Mining expert Jim Kuipers said sulfide mining can be done well, with the best chance in a state with mining history like Minnesota.

"If we can encourage good mining companies, with good solid deposits to do the right thing, we might actually make some advance in terms of environmental protection, and things like that," says Kuipers.

But Kuipers said mining with poor deposits or weak financial backing often goes badly. And, he said, you have to balance mining with other values in the region.

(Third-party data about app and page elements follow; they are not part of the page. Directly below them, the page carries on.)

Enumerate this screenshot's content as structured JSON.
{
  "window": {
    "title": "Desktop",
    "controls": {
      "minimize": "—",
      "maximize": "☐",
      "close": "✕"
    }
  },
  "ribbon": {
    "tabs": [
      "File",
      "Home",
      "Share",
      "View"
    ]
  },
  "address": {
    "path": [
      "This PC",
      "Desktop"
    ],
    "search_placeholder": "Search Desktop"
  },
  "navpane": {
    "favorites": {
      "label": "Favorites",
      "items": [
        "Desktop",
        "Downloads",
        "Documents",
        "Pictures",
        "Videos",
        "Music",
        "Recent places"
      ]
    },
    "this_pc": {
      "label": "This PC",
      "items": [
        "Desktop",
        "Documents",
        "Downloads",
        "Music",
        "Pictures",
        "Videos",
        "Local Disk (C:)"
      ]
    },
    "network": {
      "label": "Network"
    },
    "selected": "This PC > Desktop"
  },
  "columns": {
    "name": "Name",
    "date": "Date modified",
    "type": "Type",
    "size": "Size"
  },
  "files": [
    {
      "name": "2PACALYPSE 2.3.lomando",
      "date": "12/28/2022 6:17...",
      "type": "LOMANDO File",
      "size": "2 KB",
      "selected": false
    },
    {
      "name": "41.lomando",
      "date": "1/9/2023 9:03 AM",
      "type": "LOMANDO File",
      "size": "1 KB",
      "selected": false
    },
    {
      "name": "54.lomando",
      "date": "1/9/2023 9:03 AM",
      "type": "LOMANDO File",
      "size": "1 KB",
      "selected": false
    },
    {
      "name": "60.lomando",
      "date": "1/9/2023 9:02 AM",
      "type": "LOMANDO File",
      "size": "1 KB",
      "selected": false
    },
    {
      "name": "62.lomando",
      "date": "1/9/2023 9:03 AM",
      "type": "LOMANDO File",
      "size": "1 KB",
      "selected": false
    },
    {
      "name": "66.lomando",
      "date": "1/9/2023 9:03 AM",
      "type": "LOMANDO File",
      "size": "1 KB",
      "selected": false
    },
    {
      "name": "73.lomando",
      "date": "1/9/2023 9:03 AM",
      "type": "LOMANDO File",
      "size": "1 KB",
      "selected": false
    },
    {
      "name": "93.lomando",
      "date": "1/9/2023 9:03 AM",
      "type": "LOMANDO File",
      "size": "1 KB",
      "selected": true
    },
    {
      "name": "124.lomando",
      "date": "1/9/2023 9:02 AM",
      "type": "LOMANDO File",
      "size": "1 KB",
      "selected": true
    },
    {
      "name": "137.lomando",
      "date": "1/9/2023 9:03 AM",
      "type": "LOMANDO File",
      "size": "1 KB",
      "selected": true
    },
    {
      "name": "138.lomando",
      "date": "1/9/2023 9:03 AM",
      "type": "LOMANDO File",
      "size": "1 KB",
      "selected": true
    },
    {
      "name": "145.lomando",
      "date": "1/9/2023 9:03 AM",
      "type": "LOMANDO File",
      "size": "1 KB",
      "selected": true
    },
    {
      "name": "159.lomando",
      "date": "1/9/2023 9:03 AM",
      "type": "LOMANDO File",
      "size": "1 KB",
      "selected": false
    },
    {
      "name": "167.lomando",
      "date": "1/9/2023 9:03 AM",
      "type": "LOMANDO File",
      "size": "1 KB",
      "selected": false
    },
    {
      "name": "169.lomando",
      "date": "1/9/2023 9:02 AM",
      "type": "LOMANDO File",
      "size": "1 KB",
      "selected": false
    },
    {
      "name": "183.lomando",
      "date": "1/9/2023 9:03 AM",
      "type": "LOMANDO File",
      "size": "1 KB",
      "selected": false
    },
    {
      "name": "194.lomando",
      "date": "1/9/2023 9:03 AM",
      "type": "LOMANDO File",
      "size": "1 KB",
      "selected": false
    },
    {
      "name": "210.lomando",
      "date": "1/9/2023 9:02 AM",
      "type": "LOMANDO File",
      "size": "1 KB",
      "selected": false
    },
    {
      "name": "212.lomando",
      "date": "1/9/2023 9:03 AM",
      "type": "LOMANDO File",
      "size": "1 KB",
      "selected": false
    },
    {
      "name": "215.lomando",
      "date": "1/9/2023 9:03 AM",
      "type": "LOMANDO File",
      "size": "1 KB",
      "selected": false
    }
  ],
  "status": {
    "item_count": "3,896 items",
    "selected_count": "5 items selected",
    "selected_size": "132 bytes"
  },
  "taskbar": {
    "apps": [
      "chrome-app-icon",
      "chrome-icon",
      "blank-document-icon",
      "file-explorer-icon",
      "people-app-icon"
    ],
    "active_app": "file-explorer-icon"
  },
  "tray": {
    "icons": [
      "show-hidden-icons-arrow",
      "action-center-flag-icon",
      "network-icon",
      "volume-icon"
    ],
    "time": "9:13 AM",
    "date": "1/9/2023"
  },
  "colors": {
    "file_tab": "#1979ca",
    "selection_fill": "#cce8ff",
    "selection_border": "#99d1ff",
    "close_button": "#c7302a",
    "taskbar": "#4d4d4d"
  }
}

"You know, you may have the perfect ore deposit sitting next to the last place in the planet you really want to mine," Kuipers said. "Then you really don't have a situation where I'm going to suggest you can do it right."

In Minnesota, the debate will focus on a region between Lake Superior and the Boundary Waters – an area some people might call the last place on earth you should risk polluting.

Not in my backyard (NIMBY)

Mesabi Misadventures Blog
June 2, 2009

Hear ye, hear ye, I do declare
to all of you protesters who proclaim to care
about the soil, the water, the air
have you considered your lifestyle,
do you dare?

You protest the mines, the pipelines, the landfills,
while claiming our future is in solar and windmills.
You use fear tactics, create mountains out of molehills.
You neglect to see your role in the world,
your consumption equaling the mines and the oil drills.

You want your fancy house, your car and your things.
Your flat-screen tv, designer clothes and diamond rings.
You claim all you want is to protect those with fur, gills or wings
You send your pre-made Sierra Club letter to your congressmen
and never experience the result that it brings.

Solar panels and windmills aren't made with pixie dust.
They require glass, plastics and metals coated so that they won't rust.
They seem so "green" and they give you the conscience for which you lust.
But their raw materials came from oil rigs and mining sites.
In that fact, you can trust.

You want to consume your goods.  You want to buy, buy, buy.
You live in denial.  See the truth?  You'd rather not try.
Your lifestyle must come somewhere in the world, that's no lie.
But you'd rather not have to live with the impact
whereas I would prefer to have it nearby.

In Minnesota, we have MSHA, MPCA, DNR and strong unions.
Overseas, environmental regulations are rare and their land is in ruins.
For that ring on your hand, they slave under deadly working conditions.
You want all that you have and even more
but you don't want to live with the consequences of your decisions.

You drive your hybrid with the nickel-metal hydride battery pack
and a "Ban Sulfide Mining" bumper sticker ironically placed on the back.
You protest Cu-Ni mines with the vehemence of a junkie who needs crack
never once considering the source of the nickel in that battery
or the metals that comprise the laptop in your backpack.

You ask me how I can sleep at night, knowing that I work at a mine.
I know I'm fulfilling a need and my ethics are sound, so I do just fine.
We have to accept that our actions have consequences, yours and mine.
I care about the global environment, the workers and their families.
NIMBY is selfish and that's my final line.